External forcing

From The Encyclopedia of Earth
Jump to: navigation, search


External forcing factors are processes external to Earth and its atmosphere that influence Earth's climate. They include galactic variations, orbital variations, and sunspots.

Dark central region of a planet-sized sunspot. The bright filaments that extend into the sunspot have dark cores that are thousands of kilometers long but only about 100 km wide.

Göran Scharmer, the Royal Swedish Academy of Sciences, Swedish Solar Telescope on La Palma




Galactic Variations

Orbital Variations
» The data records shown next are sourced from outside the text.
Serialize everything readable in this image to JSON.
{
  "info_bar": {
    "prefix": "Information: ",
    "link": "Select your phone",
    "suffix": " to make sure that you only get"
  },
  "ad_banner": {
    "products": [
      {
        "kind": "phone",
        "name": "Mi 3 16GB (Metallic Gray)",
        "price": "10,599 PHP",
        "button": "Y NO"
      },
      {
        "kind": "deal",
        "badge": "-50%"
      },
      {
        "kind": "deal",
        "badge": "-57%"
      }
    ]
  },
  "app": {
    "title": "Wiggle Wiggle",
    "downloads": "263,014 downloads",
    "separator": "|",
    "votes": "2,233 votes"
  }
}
Recently Updated
Earth2.jpg Milankovitch cycles (External Forcing) Last Updated on 2010-07-07 16:09:56 Milankovitch cycles refer to long term variations in the orbit of the Earth which result in changes in climate over periods hundred of thousands of years and are related to ice age cycles. Once Isaac Newton described his laws of motion and of gravity, the orbit of each planet became predictable, not only under the influence the Sun, but the much weaker influences of all the other planets and the Moon as well. Milutin Milankovitch did not discover the cycles, nor was he the first to calculate their changes. He did, though, improve on the methods of calculating them and relating them to Earth’s climatic variations. Here is a brief description of the three cycles. Precession (also called Precession of the Equinoxes): the gravitational pull of the Sun and Moon on Earth’s equatorial bulge causes the poles to slowly wobble. Over 25,800 years, the polar axis... More »
AtmosphericModelSchematic.png.jpeg Model Climate Sensitivity Last Updated on 2010-02-18 00:00:00 The response of climate to a perturbation such as a change in carbon dioxide concentration, or in the flux of energy from the sun, can be divided into two factors: This article is drawn from Chapter 4 of CCSP, 2008: Climate Models: An Assessment of Strengths and Limitations. A Report by the U.S. Climate Change Science Program and the Subcommittee on Global Change Research D.C., C. Covey, W.J. Gutowski Jr., I.M. Held, K.E. Kunkel, R.L. Miller, R.T. Tokmakian and M.H. Zhang (Authors). Department of Energy, Office of Biological and Environmental Research, Washington, D.C., USA, 124 pp. A Table of Contents of other articles drawn from the report is included before the references section of this article. “radiative forcing” due to the perturbation in question; and, “climate sensitivity,” characterizing... More »